The wonderful sci-fi art of John Berkey
I've loved poster art all my life, and when I wrote a story years ago about poster artists, I went on a long search to discover who drew my favorite works of all time.
I had the opportunity to speak to Berkey several years before he passed away, and not only did he create the incredible artwork for the 1976 King Kong, The Towering Inferno and Orca (dreadful movie, but great artwork), but he also did a number of sci-fi paperback covers, which often have great illustrations.
In designing movie posters and illustrating spaceships, Berkey gave ships and buildings all the great little minute details I love much like you see in the spaceships in Star Wars and Close Encounters.
Berkey started out at Brown Bigelow, a major catalog and calendar company, which taught him how to research his subjects, and create his paintings quickly. He also learned what he designed had to be pleasant to the eye, and Berkey told me, "I couldn't paint anything that was disturbing to anybody. I had to make pictures that people would want to look at for a while."
Back in Berkey's time, there was tons of work doing paperback covers, and many illustrators kept painting them to put bread on the table. Berkey also designed the Star Wars novelization illustration we often post here on TG, and Berkey told me he went over the illustration with George Lucas over the phone when he was in the hospital for stress. (It was the pivotal moment where Lucas decided he didn't want to direct anymore).
I also found it wonderfully ironic that Berkey could draw city skylines with great depth and scope, as well as the infinity of space, but he was afraid of heights. For The Towering Inferno, he told me he worked off photographs, and just looking at photos of tall buildings made his hands sweaty with nerves.
Berkey came from a different era of illustration when there was a lot of work for artists everywhere, and movie posters were hand drawn and designed. No computers, no photoshop, and it's an era we'll never have again.

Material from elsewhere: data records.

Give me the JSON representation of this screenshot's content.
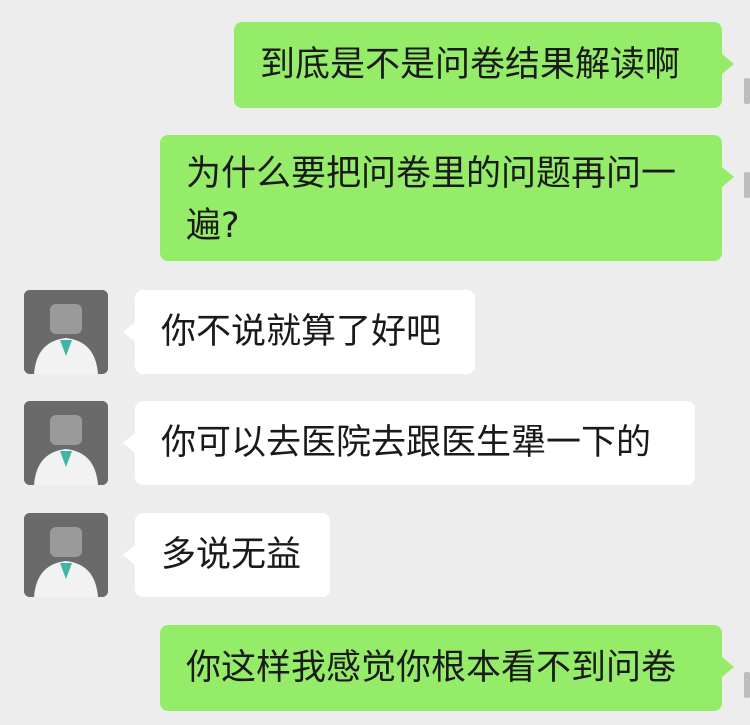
{
  "messages": [
    {
      "side": "out",
      "text": "到底是不是问卷结果解读啊"
    },
    {
      "side": "out",
      "text": "为什么要把问卷里的问题再问一遍?"
    },
    {
      "side": "in",
      "text": "你不说就算了好吧"
    },
    {
      "side": "in",
      "text": "你可以去医院去跟医生犟一下的"
    },
    {
      "side": "in",
      "text": "多说无益"
    },
    {
      "side": "out",
      "text": "你这样我感觉你根本看不到问卷"
    }
  ],
  "colors": {
    "background": "#ededed",
    "outgoing_bubble": "#95ec69",
    "incoming_bubble": "#ffffff",
    "text": "#1a1a1a"
  },
  "avatar_icon": "doctor-avatar"
}
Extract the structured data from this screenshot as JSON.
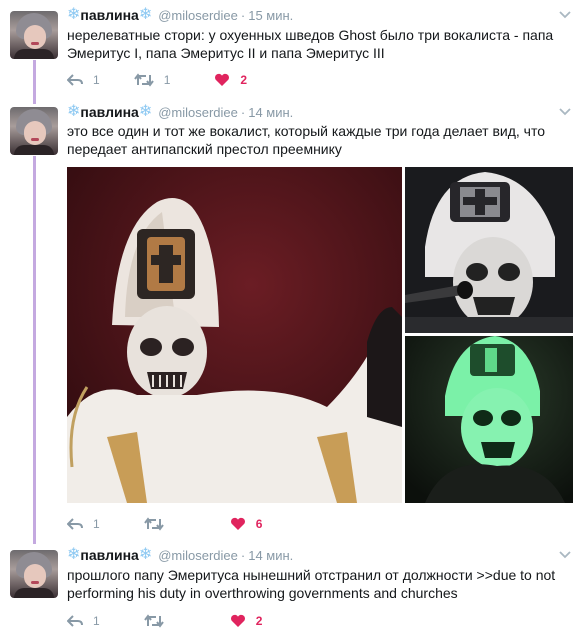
{
  "tweets": [
    {
      "name": "павлина",
      "name_prefix": "❄",
      "name_suffix": "❄",
      "handle": "@miloserdiee",
      "time": "15 мин.",
      "text": "нерелеватные стори: у охуенных шведов Ghost было три вокалиста - папа Эмеритус I, папа Эмеритус II и папа Эмеритус III",
      "reply_count": "1",
      "retweet_count": "1",
      "like_count": "2"
    },
    {
      "name": "павлина",
      "name_prefix": "❄",
      "name_suffix": "❄",
      "handle": "@miloserdiee",
      "time": "14 мин.",
      "text": "это все один и тот же вокалист, который каждые три года делает вид, что передает антипапский престол преемнику",
      "reply_count": "1",
      "retweet_count": "",
      "like_count": "6"
    },
    {
      "name": "павлина",
      "name_prefix": "❄",
      "name_suffix": "❄",
      "handle": "@miloserdiee",
      "time": "14 мин.",
      "text": "прошлого папу Эмеритуса нынешний отстранил от должности >>due to not performing his duty in overthrowing governments and churches",
      "reply_count": "1",
      "retweet_count": "",
      "like_count": "2"
    }
  ],
  "colors": {
    "thread_line": "#c4a9e0",
    "like_red": "#e0245e",
    "muted": "#8899a6",
    "snowflake": "#8ec9f2"
  },
  "icons": [
    "reply-icon",
    "retweet-icon",
    "heart-icon",
    "chevron-down-icon",
    "snowflake-icon"
  ]
}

Berkey did the art for about forty movies, and as he told me, "The nicest part was always seeing the finished product. I enjoyed being a poster artist; it was fun to be a part of that time. I didn't know it then, but it was the end of illustrators working on films. I think the field of illustration in general has kind of collapsed."